A remarkably diverse coalition of activists is moving the needle in Seattle on the question of who—and what—belongs in the city’s neighborhoods. And they’ve scored two big policy victories in 2019. Is it enough?
In Seattle, policy victories tend to be long-fought and hard-won. What will it take to achieve a city that can flex, evolve, and meet its residents’ needs in a more organic way, without every change becoming an arduous political battle?
San Bruno, California, laid out a detailed blueprint for more housing. One developer followed that blueprint. Three million dollars and three years later, the city killed his project, anyway.
Making big developers “give back” to the community by running a gauntlet of concessions and fees seems like it should weaken their clout. Here’s why it actually does the opposite.
Google wants to dedicate $1 billion to creating housing in the San Francisco Bay Area. This is a big enough number to make a real dent, but will it help tackle the systemic issues driving the region’s housing crisis?
A pilot project in Denver aims to help low-income homeowners add accessory dwelling units to their property. If it succeeds, it will help people remain in their communities, build wealth, and deliver affordable homes to a new generation of neighbors.
Portland Housing Series (5-Part Series)
Questioning four common arguments about why housing is unaffordable in Portland.
The mechanism creating inflated housing prices in cities like Portland is actually relatively simple.
When the issue of housing affordability comes up again and again, it is always tied to the agreed upon narrative that Portland is growing and will continue to grow, world without end. We don't buy that.
A fetish with density is spiking the rising tide of housing demand in cities like Portland. To make housing affordable, we have to deal with the cause of the spike.
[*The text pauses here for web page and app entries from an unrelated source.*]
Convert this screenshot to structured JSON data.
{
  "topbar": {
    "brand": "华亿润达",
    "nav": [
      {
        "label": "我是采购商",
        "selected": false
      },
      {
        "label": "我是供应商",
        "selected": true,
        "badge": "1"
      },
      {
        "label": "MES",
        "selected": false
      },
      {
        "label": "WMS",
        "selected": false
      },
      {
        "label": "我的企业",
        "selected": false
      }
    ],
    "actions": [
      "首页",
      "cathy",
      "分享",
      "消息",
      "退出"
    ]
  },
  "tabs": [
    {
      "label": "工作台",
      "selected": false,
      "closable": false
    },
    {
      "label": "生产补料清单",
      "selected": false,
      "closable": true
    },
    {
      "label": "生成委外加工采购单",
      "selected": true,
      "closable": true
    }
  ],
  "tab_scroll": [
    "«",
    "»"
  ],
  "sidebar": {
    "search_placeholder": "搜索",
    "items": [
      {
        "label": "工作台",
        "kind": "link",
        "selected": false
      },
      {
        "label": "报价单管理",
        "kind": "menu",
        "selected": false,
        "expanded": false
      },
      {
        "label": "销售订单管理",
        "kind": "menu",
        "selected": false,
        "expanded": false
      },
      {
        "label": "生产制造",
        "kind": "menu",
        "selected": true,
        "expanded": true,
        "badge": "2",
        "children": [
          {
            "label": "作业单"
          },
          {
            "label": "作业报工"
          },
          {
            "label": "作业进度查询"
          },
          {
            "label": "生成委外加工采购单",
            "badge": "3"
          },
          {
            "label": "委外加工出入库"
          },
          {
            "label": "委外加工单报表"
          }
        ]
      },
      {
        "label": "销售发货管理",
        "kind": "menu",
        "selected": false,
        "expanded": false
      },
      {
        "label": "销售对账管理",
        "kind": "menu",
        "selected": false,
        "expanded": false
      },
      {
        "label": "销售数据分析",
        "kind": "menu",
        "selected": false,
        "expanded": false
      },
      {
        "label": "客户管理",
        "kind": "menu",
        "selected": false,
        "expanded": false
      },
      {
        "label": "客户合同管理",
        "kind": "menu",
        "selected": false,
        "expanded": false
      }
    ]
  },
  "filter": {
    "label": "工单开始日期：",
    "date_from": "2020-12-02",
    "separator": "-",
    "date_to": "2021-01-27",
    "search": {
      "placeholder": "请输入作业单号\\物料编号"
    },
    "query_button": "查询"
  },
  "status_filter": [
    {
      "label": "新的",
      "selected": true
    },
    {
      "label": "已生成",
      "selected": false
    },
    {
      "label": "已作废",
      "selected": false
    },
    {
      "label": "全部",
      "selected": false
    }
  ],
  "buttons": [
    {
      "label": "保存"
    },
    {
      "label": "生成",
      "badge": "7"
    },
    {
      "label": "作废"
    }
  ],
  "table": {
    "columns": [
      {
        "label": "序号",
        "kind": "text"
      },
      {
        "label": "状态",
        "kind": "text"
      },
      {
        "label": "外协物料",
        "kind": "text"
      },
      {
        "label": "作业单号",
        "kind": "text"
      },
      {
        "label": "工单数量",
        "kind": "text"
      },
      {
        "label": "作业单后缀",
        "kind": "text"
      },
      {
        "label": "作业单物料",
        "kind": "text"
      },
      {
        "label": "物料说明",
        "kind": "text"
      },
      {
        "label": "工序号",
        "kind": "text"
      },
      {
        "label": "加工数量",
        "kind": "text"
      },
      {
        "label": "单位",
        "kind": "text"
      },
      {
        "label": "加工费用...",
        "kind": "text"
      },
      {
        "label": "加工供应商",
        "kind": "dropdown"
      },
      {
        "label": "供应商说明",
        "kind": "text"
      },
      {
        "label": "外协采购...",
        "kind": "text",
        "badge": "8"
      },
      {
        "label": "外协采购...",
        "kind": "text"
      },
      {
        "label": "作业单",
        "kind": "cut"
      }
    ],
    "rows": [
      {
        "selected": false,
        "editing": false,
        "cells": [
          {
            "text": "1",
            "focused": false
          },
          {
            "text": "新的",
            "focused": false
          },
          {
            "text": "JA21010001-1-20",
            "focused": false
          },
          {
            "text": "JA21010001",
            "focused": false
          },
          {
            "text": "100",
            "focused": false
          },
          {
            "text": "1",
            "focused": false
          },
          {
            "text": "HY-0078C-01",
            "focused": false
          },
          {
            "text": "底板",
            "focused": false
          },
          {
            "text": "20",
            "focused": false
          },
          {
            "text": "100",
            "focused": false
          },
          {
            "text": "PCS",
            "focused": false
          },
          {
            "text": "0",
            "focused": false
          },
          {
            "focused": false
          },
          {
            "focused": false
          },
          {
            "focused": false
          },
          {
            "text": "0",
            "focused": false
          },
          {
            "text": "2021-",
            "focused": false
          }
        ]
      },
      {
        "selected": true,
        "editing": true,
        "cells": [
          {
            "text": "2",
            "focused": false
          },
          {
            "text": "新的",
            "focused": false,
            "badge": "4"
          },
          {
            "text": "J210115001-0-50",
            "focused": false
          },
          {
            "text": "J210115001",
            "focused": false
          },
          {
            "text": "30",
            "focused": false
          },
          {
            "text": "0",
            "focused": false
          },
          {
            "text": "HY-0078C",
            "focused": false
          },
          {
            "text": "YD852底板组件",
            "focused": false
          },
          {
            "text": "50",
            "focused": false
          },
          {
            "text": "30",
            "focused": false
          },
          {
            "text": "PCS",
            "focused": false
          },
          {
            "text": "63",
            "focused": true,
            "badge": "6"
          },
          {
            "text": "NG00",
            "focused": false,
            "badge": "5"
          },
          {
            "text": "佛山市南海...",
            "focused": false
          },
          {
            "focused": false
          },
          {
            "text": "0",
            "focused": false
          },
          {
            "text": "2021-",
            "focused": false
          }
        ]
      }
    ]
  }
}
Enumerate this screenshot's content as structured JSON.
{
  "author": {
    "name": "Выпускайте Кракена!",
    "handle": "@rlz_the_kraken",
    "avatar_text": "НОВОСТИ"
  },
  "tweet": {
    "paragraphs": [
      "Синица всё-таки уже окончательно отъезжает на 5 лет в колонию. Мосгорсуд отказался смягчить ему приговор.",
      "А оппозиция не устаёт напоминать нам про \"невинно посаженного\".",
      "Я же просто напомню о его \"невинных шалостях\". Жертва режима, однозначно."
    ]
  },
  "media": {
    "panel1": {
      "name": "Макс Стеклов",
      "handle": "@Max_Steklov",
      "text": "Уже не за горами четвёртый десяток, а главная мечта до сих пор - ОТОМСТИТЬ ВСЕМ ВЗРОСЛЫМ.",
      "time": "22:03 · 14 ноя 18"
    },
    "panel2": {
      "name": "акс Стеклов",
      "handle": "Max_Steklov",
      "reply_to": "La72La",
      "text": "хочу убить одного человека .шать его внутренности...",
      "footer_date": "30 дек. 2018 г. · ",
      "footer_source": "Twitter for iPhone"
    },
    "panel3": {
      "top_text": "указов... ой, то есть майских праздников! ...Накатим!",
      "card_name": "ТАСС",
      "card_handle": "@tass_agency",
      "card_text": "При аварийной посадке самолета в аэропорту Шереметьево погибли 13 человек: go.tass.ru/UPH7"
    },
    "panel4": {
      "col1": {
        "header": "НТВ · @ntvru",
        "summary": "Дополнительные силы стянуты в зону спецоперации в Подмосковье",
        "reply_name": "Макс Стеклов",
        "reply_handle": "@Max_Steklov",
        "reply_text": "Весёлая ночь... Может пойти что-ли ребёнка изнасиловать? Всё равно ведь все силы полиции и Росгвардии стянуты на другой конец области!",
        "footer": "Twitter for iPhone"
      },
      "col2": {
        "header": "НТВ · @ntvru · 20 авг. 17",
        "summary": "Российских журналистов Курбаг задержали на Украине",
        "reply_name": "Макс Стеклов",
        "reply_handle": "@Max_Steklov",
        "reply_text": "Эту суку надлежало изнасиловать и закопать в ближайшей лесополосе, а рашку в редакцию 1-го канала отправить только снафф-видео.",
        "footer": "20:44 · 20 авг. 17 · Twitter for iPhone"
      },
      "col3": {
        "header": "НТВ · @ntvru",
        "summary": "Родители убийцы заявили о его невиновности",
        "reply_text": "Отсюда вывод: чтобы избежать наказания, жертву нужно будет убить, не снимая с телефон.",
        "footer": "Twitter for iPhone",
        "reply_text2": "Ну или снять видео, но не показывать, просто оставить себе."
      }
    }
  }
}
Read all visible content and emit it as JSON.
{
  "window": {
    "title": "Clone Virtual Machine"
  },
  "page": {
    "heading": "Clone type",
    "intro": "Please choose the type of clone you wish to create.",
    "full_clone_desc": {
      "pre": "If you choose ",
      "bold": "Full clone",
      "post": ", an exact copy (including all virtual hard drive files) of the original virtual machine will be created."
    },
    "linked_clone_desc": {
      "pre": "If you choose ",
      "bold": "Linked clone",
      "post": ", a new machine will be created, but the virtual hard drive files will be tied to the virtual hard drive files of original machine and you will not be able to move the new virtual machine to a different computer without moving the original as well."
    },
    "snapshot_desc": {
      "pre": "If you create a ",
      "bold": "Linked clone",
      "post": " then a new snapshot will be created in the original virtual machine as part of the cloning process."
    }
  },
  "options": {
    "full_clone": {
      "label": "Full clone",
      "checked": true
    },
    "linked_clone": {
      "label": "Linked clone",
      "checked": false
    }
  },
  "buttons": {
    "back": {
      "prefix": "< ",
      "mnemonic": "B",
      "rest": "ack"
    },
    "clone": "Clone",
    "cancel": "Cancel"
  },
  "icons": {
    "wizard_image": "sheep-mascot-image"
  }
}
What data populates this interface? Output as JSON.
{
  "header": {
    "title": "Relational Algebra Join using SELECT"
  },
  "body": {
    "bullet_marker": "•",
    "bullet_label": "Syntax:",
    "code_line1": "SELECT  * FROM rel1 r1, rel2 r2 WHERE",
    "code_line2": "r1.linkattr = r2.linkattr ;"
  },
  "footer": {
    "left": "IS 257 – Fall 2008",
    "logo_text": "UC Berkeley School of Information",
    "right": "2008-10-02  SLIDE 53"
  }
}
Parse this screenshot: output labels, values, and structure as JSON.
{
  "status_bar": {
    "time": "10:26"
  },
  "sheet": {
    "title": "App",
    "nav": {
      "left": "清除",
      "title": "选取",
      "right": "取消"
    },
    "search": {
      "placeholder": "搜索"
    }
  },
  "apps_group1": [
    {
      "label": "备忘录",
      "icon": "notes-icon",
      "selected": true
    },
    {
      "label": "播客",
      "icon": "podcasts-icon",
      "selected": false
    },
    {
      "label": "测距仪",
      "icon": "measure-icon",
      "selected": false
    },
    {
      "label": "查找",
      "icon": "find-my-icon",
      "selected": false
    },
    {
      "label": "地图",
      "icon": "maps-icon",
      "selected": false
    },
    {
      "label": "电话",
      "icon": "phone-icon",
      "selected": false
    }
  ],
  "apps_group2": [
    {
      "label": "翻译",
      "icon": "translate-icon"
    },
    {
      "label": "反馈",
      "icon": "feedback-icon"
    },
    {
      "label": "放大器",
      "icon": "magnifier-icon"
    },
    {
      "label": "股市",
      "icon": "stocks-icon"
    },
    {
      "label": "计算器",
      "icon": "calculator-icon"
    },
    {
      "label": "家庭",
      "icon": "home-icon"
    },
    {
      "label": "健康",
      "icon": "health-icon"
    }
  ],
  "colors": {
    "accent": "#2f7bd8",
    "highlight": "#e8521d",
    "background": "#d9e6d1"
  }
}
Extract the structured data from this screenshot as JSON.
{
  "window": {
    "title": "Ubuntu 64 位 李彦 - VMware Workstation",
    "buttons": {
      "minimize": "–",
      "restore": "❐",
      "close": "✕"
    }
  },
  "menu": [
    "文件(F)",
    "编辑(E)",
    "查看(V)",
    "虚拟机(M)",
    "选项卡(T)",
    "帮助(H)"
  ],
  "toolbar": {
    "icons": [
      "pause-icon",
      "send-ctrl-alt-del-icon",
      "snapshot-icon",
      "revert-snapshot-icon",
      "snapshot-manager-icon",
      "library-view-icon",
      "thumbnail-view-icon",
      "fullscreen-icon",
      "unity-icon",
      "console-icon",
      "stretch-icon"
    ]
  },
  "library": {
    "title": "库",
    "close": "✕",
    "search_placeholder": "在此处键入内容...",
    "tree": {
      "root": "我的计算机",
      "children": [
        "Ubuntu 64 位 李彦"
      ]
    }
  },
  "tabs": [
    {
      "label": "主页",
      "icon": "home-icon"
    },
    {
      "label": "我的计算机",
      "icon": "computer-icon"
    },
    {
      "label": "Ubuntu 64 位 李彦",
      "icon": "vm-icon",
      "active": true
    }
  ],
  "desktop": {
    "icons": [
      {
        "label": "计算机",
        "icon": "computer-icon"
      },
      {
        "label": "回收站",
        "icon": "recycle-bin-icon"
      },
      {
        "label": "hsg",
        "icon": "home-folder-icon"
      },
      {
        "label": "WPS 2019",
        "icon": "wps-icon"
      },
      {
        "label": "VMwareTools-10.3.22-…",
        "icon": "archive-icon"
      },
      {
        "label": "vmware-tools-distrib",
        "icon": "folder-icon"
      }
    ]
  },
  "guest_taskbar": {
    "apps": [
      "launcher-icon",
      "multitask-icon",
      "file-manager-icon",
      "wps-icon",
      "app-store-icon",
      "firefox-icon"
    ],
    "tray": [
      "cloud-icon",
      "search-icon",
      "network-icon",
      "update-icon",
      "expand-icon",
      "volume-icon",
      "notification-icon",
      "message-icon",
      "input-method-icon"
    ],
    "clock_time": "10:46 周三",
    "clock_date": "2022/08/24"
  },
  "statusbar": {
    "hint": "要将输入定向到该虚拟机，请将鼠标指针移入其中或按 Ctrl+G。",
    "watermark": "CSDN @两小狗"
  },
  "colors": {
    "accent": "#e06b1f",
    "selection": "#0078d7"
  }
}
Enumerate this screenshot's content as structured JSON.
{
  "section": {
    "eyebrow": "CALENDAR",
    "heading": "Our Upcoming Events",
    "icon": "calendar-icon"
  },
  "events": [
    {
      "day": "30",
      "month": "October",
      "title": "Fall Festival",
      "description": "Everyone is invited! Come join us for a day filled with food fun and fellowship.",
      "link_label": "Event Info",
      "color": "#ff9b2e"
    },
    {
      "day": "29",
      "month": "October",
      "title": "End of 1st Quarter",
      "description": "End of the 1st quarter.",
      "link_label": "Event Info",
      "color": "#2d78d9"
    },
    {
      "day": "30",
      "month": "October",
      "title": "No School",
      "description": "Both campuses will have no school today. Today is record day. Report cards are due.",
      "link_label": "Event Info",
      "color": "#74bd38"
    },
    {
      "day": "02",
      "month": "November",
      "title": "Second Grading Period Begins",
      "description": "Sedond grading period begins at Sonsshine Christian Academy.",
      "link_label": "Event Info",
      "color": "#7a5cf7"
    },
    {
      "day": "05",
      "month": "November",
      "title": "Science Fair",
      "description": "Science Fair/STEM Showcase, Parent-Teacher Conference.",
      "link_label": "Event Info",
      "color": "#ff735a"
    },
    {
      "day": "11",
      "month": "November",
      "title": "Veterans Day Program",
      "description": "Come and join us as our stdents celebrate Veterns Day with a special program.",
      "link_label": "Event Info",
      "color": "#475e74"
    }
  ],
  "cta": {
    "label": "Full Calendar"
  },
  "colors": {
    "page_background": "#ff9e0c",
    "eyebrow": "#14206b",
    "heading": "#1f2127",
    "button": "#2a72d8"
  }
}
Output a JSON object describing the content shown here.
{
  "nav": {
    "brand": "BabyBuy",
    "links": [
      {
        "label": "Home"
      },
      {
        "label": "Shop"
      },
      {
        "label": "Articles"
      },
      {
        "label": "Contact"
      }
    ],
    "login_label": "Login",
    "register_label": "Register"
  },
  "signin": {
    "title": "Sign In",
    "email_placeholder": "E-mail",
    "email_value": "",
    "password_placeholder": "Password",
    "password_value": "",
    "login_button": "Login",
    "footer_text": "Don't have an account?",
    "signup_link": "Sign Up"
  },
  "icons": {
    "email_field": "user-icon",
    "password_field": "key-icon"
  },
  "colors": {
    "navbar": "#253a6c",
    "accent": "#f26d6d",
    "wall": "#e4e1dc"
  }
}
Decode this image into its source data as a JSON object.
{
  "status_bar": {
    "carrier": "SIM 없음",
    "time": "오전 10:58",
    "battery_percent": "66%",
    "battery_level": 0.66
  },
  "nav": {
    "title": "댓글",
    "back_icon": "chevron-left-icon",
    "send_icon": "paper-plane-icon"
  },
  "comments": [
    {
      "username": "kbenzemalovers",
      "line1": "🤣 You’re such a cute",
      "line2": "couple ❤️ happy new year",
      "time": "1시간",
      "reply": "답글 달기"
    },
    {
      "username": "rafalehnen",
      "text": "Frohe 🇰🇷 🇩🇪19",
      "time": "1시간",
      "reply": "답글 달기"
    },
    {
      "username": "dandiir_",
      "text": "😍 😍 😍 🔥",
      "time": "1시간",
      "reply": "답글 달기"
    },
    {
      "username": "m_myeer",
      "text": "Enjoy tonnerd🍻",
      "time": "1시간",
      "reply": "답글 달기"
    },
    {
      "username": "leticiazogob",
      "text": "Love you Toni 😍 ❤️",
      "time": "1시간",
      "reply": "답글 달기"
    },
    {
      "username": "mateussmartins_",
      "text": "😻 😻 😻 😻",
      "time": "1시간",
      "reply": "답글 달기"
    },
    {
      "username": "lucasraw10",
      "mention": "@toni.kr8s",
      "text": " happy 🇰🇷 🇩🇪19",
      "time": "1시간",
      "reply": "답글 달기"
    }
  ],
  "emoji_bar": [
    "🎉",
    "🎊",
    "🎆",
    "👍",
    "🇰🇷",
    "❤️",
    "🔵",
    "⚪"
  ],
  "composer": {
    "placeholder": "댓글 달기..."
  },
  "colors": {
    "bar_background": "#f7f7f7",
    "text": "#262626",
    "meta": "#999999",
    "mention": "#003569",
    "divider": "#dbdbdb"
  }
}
Our job as Strong Towns advocates is to share our message with our friends, neighbors and others in our communities, to keep bringing the conversation back to the persistent fact that our current approach is not working financially.
Are we treating the symptoms of the housing crisis, or the underlying disease?